--- Input data Enclosed Below ---
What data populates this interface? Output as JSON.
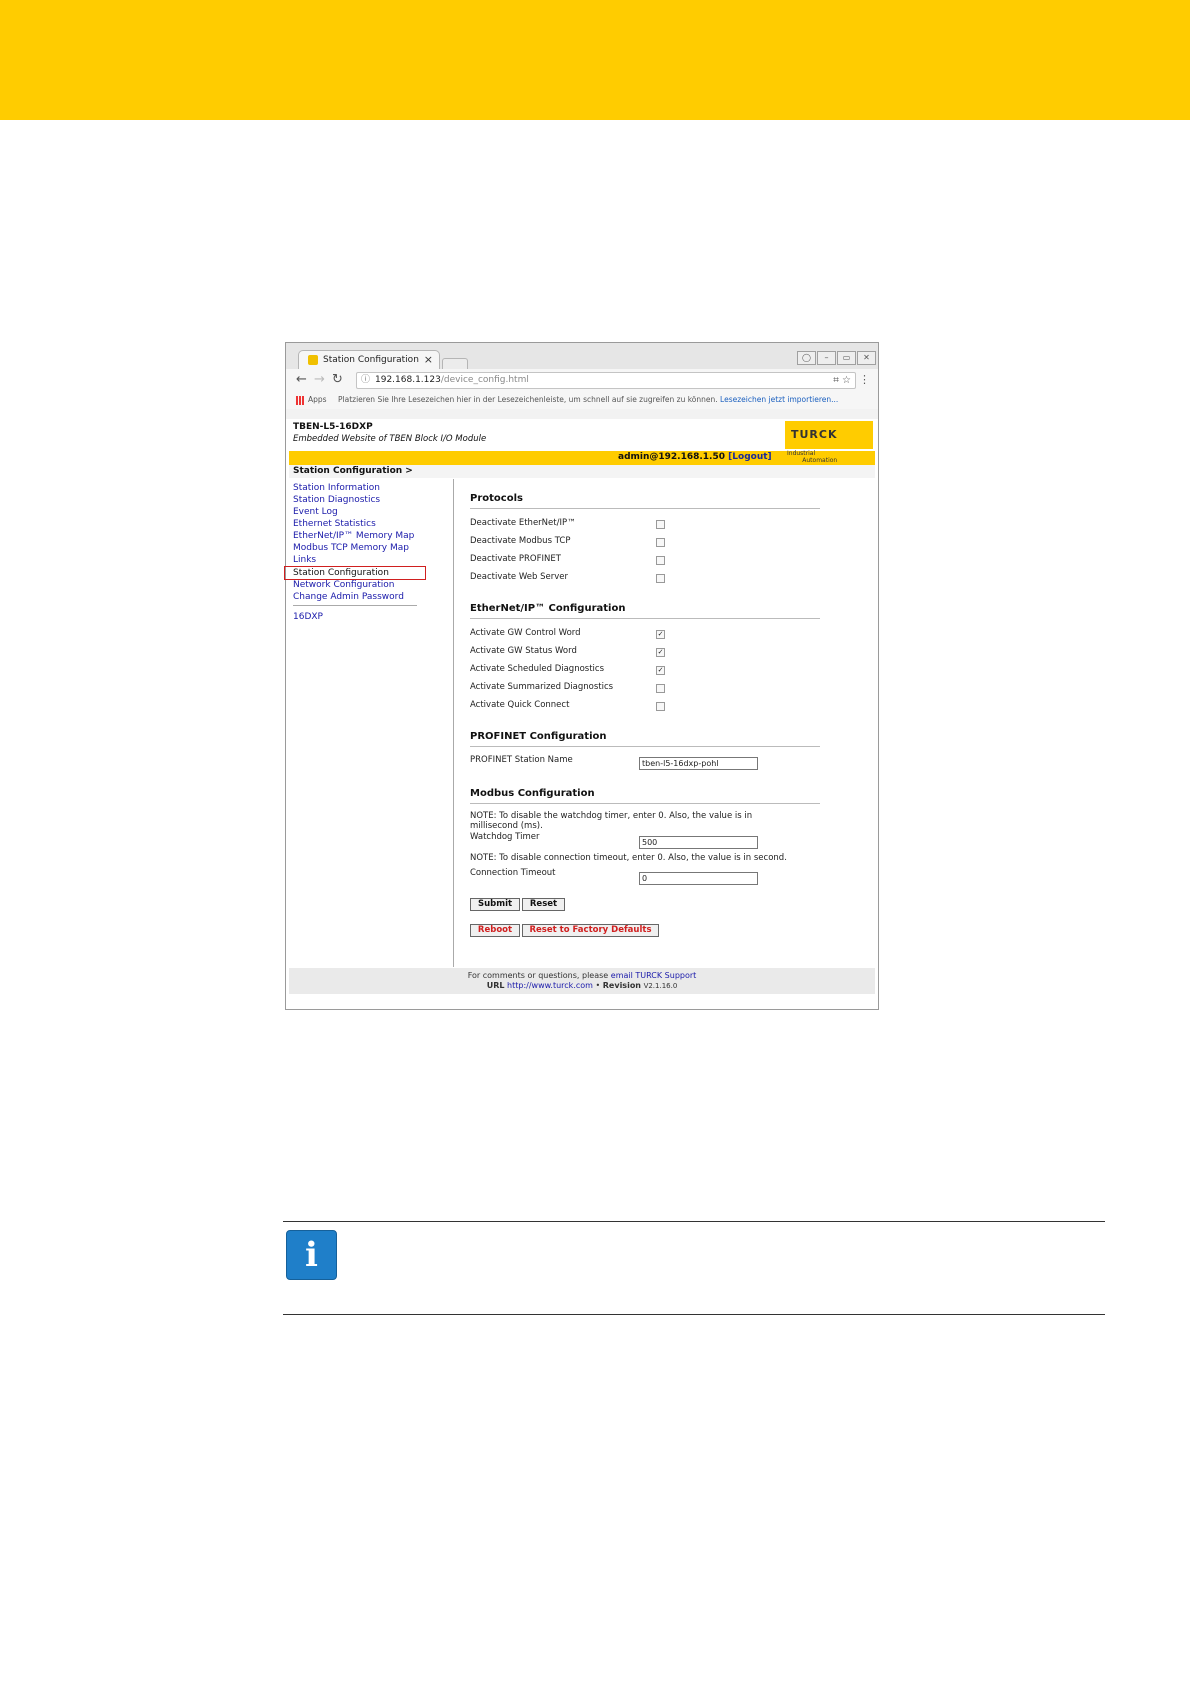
{
  "browser": {
    "tab_title": "Station Configuration",
    "url_host": "192.168.1.123",
    "url_path": "/device_config.html",
    "apps_label": "Apps",
    "bookmark_msg": "Platzieren Sie Ihre Lesezeichen hier in der Lesezeichenleiste, um schnell auf sie zugreifen zu können.",
    "bookmark_link": "Lesezeichen jetzt importieren..."
  },
  "page": {
    "device": "TBEN-L5-16DXP",
    "subtitle": "Embedded Website of TBEN Block I/O Module",
    "logo": "TURCK",
    "logo_sub1": "Industrial",
    "logo_sub2": "Automation",
    "admin": "admin@192.168.1.50",
    "logout": "[Logout]",
    "breadcrumb": "Station Configuration >"
  },
  "sidebar": {
    "items": [
      "Station Information",
      "Station Diagnostics",
      "Event Log",
      "Ethernet Statistics",
      "EtherNet/IP™ Memory Map",
      "Modbus TCP Memory Map",
      "Links",
      "Station Configuration",
      "Network Configuration",
      "Change Admin Password"
    ],
    "module": "16DXP"
  },
  "protocols": {
    "heading": "Protocols",
    "items": [
      {
        "label": "Deactivate EtherNet/IP™",
        "checked": false
      },
      {
        "label": "Deactivate Modbus TCP",
        "checked": false
      },
      {
        "label": "Deactivate PROFINET",
        "checked": false
      },
      {
        "label": "Deactivate Web Server",
        "checked": false
      }
    ]
  },
  "ethernetip": {
    "heading": "EtherNet/IP™ Configuration",
    "items": [
      {
        "label": "Activate GW Control Word",
        "checked": true
      },
      {
        "label": "Activate GW Status Word",
        "checked": true
      },
      {
        "label": "Activate Scheduled Diagnostics",
        "checked": true
      },
      {
        "label": "Activate Summarized Diagnostics",
        "checked": false
      },
      {
        "label": "Activate Quick Connect",
        "checked": false
      }
    ]
  },
  "profinet": {
    "heading": "PROFINET Configuration",
    "station_label": "PROFINET Station Name",
    "station_value": "tben-l5-16dxp-pohl"
  },
  "modbus": {
    "heading": "Modbus Configuration",
    "note1": "NOTE: To disable the watchdog timer, enter 0. Also, the value is in",
    "note1b": "millisecond (ms).",
    "watchdog_label": "Watchdog Timer",
    "watchdog_value": "500",
    "note2": "NOTE: To disable connection timeout, enter 0. Also, the value is in second.",
    "timeout_label": "Connection Timeout",
    "timeout_value": "0"
  },
  "buttons": {
    "submit": "Submit",
    "reset": "Reset",
    "reboot": "Reboot",
    "factory": "Reset to Factory Defaults"
  },
  "footer": {
    "line1_text": "For comments or questions, please",
    "line1_link": "email TURCK Support",
    "url_label": "URL",
    "url": "http://www.turck.com",
    "sep": "•",
    "revision_label": "Revision",
    "revision": "V2.1.16.0"
  },
  "colors": {
    "brand_yellow": "#ffcc00",
    "selection_red": "#d01f1f",
    "info_blue": "#1f7fc9"
  },
  "icons": [
    "back-arrow-icon",
    "forward-arrow-icon",
    "reload-icon",
    "info-icon",
    "star-icon",
    "menu-icon",
    "info-note-icon"
  ]
}
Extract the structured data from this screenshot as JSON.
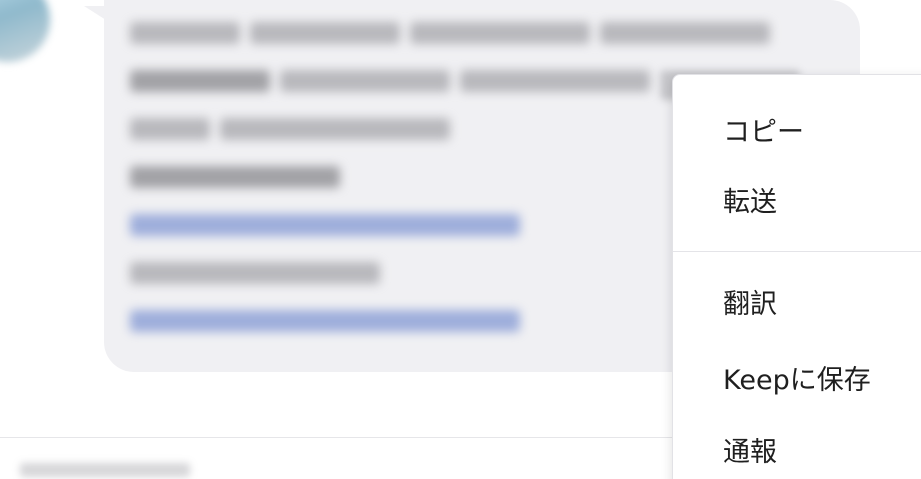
{
  "context_menu": {
    "items": [
      {
        "label": "コピー"
      },
      {
        "label": "転送"
      },
      {
        "label": "翻訳"
      },
      {
        "label": "Keepに保存"
      },
      {
        "label": "通報"
      }
    ]
  },
  "colors": {
    "bubble_background": "#f0f0f3",
    "menu_background": "#ffffff",
    "menu_text": "#1f1f1f",
    "divider": "#e4e4e8",
    "blurred_link": "#5b79c9"
  }
}
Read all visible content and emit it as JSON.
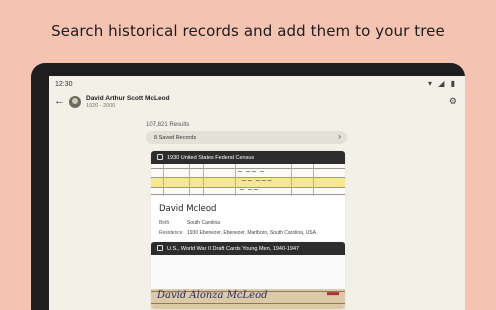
{
  "headline": "Search historical records and add them to your tree",
  "status": {
    "time": "12:30",
    "icons": "▾ ◢ ▮"
  },
  "appbar": {
    "back_glyph": "←",
    "person_name": "David Arthur Scott McLeod",
    "person_dates": "1920 - 2000",
    "filter_glyph": "⚙"
  },
  "results": {
    "count": "107,821 Results"
  },
  "saved": {
    "label": "8 Saved Records",
    "chevron": "›"
  },
  "records": [
    {
      "collection": "1930 United States Federal Census",
      "name": "David Mcleod",
      "fields": [
        {
          "key": "Birth",
          "value": "South Carolina"
        },
        {
          "key": "Residence",
          "value": "1930 Ebenezer, Ebenezer, Marlboro, South Carolina, USA"
        }
      ]
    },
    {
      "collection": "U.S., World War II Draft Cards Young Men, 1940-1947",
      "handwriting": "David Alonza McLeod"
    }
  ],
  "colors": {
    "background": "#f4c3b2",
    "highlight": "#f6e98a",
    "card_header": "#2d2d2d"
  }
}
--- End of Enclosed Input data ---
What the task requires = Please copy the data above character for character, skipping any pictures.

Response to this task =
What data populates this interface? Output as JSON.
{
  "browser": {
    "tab_title": "Station Configuration",
    "url_host": "192.168.1.123",
    "url_path": "/device_config.html",
    "apps_label": "Apps",
    "bookmark_msg": "Platzieren Sie Ihre Lesezeichen hier in der Lesezeichenleiste, um schnell auf sie zugreifen zu können.",
    "bookmark_link": "Lesezeichen jetzt importieren..."
  },
  "page": {
    "device": "TBEN-L5-16DXP",
    "subtitle": "Embedded Website of TBEN Block I/O Module",
    "logo": "TURCK",
    "logo_sub1": "Industrial",
    "logo_sub2": "Automation",
    "admin": "admin@192.168.1.50",
    "logout": "[Logout]",
    "breadcrumb": "Station Configuration >"
  },
  "sidebar": {
    "items": [
      "Station Information",
      "Station Diagnostics",
      "Event Log",
      "Ethernet Statistics",
      "EtherNet/IP™ Memory Map",
      "Modbus TCP Memory Map",
      "Links",
      "Station Configuration",
      "Network Configuration",
      "Change Admin Password"
    ],
    "module": "16DXP"
  },
  "protocols": {
    "heading": "Protocols",
    "items": [
      {
        "label": "Deactivate EtherNet/IP™",
        "checked": false
      },
      {
        "label": "Deactivate Modbus TCP",
        "checked": false
      },
      {
        "label": "Deactivate PROFINET",
        "checked": false
      },
      {
        "label": "Deactivate Web Server",
        "checked": false
      }
    ]
  },
  "ethernetip": {
    "heading": "EtherNet/IP™ Configuration",
    "items": [
      {
        "label": "Activate GW Control Word",
        "checked": true
      },
      {
        "label": "Activate GW Status Word",
        "checked": true
      },
      {
        "label": "Activate Scheduled Diagnostics",
        "checked": true
      },
      {
        "label": "Activate Summarized Diagnostics",
        "checked": false
      },
      {
        "label": "Activate Quick Connect",
        "checked": false
      }
    ]
  },
  "profinet": {
    "heading": "PROFINET Configuration",
    "station_label": "PROFINET Station Name",
    "station_value": "tben-l5-16dxp-pohl"
  },
  "modbus": {
    "heading": "Modbus Configuration",
    "note1": "NOTE: To disable the watchdog timer, enter 0. Also, the value is in",
    "note1b": "millisecond (ms).",
    "watchdog_label": "Watchdog Timer",
    "watchdog_value": "500",
    "note2": "NOTE: To disable connection timeout, enter 0. Also, the value is in second.",
    "timeout_label": "Connection Timeout",
    "timeout_value": "0"
  },
  "buttons": {
    "submit": "Submit",
    "reset": "Reset",
    "reboot": "Reboot",
    "factory": "Reset to Factory Defaults"
  },
  "footer": {
    "line1_text": "For comments or questions, please",
    "line1_link": "email TURCK Support",
    "url_label": "URL",
    "url": "http://www.turck.com",
    "sep": "•",
    "revision_label": "Revision",
    "revision": "V2.1.16.0"
  },
  "colors": {
    "brand_yellow": "#ffcc00",
    "selection_red": "#d01f1f",
    "info_blue": "#1f7fc9"
  },
  "icons": [
    "back-arrow-icon",
    "forward-arrow-icon",
    "reload-icon",
    "info-icon",
    "star-icon",
    "menu-icon",
    "info-note-icon"
  ]
}
Extract the structured data from this screenshot as JSON.
{
  "context_menu": {
    "items": [
      {
        "label": "コピー"
      },
      {
        "label": "転送"
      },
      {
        "label": "翻訳"
      },
      {
        "label": "Keepに保存"
      },
      {
        "label": "通報"
      }
    ]
  },
  "colors": {
    "bubble_background": "#f0f0f3",
    "menu_background": "#ffffff",
    "menu_text": "#1f1f1f",
    "divider": "#e4e4e8",
    "blurred_link": "#5b79c9"
  }
}
Read all visible content and emit it as JSON.
{
  "headline": "Search historical records and add them to your tree",
  "status": {
    "time": "12:30",
    "icons": "▾ ◢ ▮"
  },
  "appbar": {
    "back_glyph": "←",
    "person_name": "David Arthur Scott McLeod",
    "person_dates": "1920 - 2000",
    "filter_glyph": "⚙"
  },
  "results": {
    "count": "107,821 Results"
  },
  "saved": {
    "label": "8 Saved Records",
    "chevron": "›"
  },
  "records": [
    {
      "collection": "1930 United States Federal Census",
      "name": "David Mcleod",
      "fields": [
        {
          "key": "Birth",
          "value": "South Carolina"
        },
        {
          "key": "Residence",
          "value": "1930 Ebenezer, Ebenezer, Marlboro, South Carolina, USA"
        }
      ]
    },
    {
      "collection": "U.S., World War II Draft Cards Young Men, 1940-1947",
      "handwriting": "David Alonza McLeod"
    }
  ],
  "colors": {
    "background": "#f4c3b2",
    "highlight": "#f6e98a",
    "card_header": "#2d2d2d"
  }
}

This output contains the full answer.